Canadian Ananya Chadha, winner of the CryptoChicks’ Toronto 2018 Hackathon with her genomic data on blockchain project — G-nome; has developed two cryptocurrencies and crowd-sale smart contracts with Ethereum ERC20 tokens. She is currently working on a brain controlled prosthetic arm, a brain-controlled drone, brain-controlled VR games with Microsoft and looking into intersections between blockchain and brain computer interfaces. Ananya is sixteen years old.
Ananya is currently the youngest brain-computer interface developer in the entire world. According to Wikipedia, brain–computer interface (BCI), sometimes called a neural-control interface (NCI), mind-machine interface (MMI), direct neural interface (DNI), or brain–machine interface (BMI), is a direct communication pathway between an enhanced or wired brain and an external device. Ananya’s most recent BCI development uses brain waves to turn music on and off via thoughts and even drive a remote-control car using brain waves.
CryptoChicks’ Hackathon Genomic Data Project
While Ananya Chadha was working in genomics at the Toronto Hospital for Sick Children she had her eyes opened regarding where the medical industry was heading after speaking with a number of people in bioinformatics (combining biology, computer science, mathematics and statistics to analyze and interpret biological data) and machine learning developers (using statistical techniques to give computer systems the ability to “learn”). Ananya discovered that a significant portion of the world is transitioning into using artificial intelligence as a method of detecting mutations in DNA. To go one step further, once the mutations are discovered, diseases which cause the gene mutations can be cured.

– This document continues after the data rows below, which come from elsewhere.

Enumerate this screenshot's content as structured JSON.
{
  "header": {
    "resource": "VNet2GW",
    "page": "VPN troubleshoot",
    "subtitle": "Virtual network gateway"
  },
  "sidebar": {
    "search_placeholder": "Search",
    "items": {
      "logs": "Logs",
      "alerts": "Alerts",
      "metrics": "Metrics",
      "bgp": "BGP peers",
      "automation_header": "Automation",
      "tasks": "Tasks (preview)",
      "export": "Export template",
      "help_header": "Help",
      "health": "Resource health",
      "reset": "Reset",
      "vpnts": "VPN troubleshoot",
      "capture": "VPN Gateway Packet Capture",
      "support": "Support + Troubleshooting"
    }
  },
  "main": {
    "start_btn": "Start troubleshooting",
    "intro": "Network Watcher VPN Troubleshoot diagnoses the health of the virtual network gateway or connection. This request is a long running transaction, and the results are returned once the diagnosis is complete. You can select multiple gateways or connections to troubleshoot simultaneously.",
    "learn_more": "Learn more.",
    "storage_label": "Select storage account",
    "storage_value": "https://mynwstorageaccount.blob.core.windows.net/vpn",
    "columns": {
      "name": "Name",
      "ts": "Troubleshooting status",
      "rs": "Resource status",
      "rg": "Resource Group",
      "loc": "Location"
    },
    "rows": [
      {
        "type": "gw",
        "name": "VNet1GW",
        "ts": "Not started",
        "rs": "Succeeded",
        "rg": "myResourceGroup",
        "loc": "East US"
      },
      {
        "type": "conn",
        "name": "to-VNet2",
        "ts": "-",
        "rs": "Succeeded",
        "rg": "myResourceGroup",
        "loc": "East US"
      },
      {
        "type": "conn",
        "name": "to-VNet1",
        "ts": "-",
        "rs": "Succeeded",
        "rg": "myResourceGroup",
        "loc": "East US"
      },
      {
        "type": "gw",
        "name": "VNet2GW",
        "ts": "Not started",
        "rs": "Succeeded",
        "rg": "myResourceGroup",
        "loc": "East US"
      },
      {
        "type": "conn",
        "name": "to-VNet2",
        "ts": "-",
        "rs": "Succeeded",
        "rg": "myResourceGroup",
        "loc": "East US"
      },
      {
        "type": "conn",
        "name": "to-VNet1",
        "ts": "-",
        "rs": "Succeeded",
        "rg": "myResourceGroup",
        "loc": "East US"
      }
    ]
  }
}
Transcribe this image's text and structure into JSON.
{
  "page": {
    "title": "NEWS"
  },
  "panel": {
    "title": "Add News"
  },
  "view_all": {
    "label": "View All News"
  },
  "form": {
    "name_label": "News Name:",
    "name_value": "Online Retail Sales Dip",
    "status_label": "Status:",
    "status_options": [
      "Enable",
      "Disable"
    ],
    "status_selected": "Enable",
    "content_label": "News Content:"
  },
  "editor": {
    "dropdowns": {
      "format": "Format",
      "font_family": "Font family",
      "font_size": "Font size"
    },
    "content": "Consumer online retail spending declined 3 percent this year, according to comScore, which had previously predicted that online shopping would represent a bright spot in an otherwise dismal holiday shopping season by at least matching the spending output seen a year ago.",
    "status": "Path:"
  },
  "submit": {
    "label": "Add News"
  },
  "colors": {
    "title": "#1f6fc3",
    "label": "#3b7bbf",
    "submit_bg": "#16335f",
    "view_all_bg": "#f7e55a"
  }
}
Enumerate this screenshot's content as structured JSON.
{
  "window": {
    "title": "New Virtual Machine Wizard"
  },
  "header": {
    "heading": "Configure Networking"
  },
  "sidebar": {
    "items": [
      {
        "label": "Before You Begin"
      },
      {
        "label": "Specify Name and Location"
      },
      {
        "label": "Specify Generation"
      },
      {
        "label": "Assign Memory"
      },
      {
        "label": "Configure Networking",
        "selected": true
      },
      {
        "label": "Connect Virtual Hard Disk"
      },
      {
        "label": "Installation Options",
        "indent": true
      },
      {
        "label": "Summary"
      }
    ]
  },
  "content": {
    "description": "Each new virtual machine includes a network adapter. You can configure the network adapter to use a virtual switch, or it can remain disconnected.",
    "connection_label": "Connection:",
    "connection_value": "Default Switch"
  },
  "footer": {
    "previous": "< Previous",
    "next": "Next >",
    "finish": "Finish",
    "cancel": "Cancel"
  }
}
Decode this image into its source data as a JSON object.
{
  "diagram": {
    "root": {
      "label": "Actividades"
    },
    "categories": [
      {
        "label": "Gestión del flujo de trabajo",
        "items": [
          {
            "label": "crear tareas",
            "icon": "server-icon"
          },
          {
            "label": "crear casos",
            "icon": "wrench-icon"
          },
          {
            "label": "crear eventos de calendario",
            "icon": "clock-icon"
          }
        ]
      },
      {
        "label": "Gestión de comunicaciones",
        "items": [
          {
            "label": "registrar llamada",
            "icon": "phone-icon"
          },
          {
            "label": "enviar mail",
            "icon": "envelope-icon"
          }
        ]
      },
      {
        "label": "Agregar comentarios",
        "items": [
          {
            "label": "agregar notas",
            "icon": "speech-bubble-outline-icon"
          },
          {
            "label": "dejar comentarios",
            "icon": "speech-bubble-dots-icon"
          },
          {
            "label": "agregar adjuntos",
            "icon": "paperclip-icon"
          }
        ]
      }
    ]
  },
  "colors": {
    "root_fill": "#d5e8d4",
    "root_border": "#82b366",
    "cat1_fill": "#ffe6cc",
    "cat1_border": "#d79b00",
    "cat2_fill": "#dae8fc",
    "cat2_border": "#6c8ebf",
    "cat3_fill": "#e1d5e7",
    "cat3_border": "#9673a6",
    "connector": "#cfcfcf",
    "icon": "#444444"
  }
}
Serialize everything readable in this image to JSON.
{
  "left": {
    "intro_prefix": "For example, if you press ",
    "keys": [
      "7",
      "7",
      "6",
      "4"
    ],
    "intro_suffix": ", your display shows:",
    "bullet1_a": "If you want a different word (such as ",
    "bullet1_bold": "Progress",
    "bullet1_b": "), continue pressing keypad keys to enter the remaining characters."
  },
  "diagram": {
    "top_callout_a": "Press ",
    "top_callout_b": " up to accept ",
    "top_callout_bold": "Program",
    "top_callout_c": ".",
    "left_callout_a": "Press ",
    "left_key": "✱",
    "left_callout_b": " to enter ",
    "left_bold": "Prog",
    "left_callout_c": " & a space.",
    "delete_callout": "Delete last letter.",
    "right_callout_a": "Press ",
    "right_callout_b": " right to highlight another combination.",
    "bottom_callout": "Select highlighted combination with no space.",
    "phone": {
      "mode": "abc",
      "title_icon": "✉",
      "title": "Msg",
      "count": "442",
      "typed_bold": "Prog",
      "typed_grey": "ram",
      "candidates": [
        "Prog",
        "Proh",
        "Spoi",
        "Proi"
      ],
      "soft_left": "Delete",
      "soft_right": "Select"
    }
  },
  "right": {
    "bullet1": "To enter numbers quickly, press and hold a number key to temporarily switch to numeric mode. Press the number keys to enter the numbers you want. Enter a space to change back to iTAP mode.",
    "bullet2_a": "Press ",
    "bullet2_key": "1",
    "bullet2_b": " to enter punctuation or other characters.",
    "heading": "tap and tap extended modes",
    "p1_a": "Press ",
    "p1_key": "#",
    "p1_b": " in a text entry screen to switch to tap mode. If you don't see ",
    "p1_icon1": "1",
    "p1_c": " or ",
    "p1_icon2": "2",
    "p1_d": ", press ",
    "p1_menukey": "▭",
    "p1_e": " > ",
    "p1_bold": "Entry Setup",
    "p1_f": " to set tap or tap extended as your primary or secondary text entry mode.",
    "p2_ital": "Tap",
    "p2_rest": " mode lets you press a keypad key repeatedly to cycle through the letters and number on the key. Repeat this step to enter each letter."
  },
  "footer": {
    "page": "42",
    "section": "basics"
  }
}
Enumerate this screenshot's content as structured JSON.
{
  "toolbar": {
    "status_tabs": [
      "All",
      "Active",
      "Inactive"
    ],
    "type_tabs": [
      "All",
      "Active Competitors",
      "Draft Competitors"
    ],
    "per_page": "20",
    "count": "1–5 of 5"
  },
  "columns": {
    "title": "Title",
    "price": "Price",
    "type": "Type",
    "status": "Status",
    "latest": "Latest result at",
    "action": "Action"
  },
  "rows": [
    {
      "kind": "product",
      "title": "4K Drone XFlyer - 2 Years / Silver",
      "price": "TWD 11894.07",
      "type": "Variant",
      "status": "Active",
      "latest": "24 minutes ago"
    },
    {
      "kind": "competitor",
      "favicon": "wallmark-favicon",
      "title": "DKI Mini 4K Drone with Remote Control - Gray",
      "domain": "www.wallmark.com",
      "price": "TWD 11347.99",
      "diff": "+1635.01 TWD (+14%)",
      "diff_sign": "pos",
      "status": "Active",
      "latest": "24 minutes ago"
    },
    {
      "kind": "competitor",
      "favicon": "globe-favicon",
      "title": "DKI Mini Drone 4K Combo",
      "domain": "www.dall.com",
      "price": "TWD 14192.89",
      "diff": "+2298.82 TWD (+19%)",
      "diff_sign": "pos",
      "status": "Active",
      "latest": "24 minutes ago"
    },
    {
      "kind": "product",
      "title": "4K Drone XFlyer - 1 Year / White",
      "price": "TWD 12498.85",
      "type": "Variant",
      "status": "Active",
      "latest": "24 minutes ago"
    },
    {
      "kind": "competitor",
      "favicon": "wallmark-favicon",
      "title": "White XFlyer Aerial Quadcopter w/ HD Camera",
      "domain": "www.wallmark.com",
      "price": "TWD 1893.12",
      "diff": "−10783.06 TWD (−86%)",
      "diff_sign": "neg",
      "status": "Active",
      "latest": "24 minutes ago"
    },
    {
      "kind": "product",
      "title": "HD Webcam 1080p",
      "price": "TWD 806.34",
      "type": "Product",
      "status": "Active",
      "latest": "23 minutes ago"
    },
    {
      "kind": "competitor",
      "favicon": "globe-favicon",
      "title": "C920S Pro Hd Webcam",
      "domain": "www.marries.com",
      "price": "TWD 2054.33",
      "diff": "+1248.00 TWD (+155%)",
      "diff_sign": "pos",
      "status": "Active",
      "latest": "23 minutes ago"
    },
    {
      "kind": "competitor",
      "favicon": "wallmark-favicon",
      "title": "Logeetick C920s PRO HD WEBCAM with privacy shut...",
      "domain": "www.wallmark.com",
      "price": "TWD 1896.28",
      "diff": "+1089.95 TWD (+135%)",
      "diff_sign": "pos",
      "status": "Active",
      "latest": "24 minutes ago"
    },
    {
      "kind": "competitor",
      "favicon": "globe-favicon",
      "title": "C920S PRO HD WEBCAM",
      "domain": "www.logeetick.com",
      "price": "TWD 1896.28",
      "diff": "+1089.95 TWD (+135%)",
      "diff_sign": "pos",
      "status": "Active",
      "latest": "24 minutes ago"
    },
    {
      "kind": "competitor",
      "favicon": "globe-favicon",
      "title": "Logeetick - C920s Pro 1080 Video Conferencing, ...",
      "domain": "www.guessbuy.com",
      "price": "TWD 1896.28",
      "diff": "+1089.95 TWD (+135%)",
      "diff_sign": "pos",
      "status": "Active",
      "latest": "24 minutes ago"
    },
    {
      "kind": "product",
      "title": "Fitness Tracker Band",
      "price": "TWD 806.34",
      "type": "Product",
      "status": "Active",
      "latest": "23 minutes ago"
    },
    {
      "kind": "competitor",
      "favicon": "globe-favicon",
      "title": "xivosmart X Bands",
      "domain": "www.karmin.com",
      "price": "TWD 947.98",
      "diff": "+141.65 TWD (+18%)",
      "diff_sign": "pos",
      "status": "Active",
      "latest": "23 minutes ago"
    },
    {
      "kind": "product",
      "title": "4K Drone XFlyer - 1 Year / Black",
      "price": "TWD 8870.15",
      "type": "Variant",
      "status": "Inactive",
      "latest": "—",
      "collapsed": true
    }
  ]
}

With great advancements comes new challenges as well. Our genetic data — our DNA — the data which defines who we are — is currently insecure. Privacy experts have warned consumers about using the various direct-to-consumer genetic testing kits due to privacy issues. Think of what large companies already know about us through our internet use, shopping habits, TV use, etc. Imagine how much more they would know about us if they had our DNA results? Your DNA says a lot about you beyond your European or African descent — it can tell you if you’re predisposed to like coffee. Also data-sets related to new drug developments are, quite often, skewered to developed, urbanized locations, which can lead to unintended — or even harmful — effects on those who fall outside the sample set. According to Ananya, the technology which currently relays gene sequencing data is extremely fragmented. Additionally, third-party “middlemen” so to speak, charge exorbitant fees to get genetic information to proper researchers.
G-nome solves the problems associated with gene-editing through an accessible interface, as well as a secure upload and transmission of genomic data. G-nome provides privacy, while allowing users (you) to receive monetary compensation for contributions. Once the user receives their genomic data, that data can be uploaded to the G-nome site, then distributed across the InterPlanetary File System (IPFS), allowing the file to only be accessed through a specific hash code to those whom have proper permissions. The security is vastly increased through the IPFS system — security which becomes more secure as the project continues.
Splitting With Her Team Landed Ananya Chadha a Win
When Ananya attended the CryptoChicks Hackathon — the first she ever participated in — she was originally on a team with five other women, working on a blockchain for taxes project for nonprofits. Finding the subject uninteresting, Ananya split with her team, deciding to focus on her genomics data on the blockchain platform — G-nome. Ananya credits her mentor, Kevin Zhang from Consensys, who made her realize that she should pursue something she is passionate about.
According to Ananya, there were a number of challenges involved in the G-nome project, however believes her persistence paid off. After the win at the Cryptochicks Hackathon, Ananya says there was a “domino effect.” She spoke at EDCON, the Community Ethereum Development Conference then spoke at the CDO Summit in New York. Ananya feels as though many opportunities have recently opened up for her plus she is planning to add more layers of encryption to the G-nome project, add an oraclize function and then get the project out in the world.
“CryptoChicks has been completely world-changing for me. It really accelerated my growth, and gave me access to knowledge, people, and opportunities that I would never have received without the organization. It truly did change my life for the better. :)”
A non-profit blockchain educational hub for women, CryptoChicks’ mission is to assist women in blockchain technology via mentorship and education. While the events sponsored by CryptoChicks are open to everyone, the focus is on women, as the company believes “women’s involvement will help blockchain realize its enormous potential as an instrument of positive change in the world.”
“Women like Ananya is the reason we are organizing such hackathons. We know that majority young female talents have never even heard about blockchain technology. Our job is to find them, inspire them, bring them in, educate them, connect to people and resources to have them head on their own blockchain journey. Ananya and other girls that participated in our hackathon will go a long way and make this technology thrive.”
Elena Sinelnikova, CryptoChicks Founder and CEO
“I really hope to build some great things, to allow humans to survive, and live the best lives possible :)”
– Ananya Chadha
Ananya, you don’t need to hope — you ARE building great things and are quite the inspiration for young Canadians, women and for all.
To keep up with all the amazing projects Ananya is working on follow her on Twitter @ananyachdh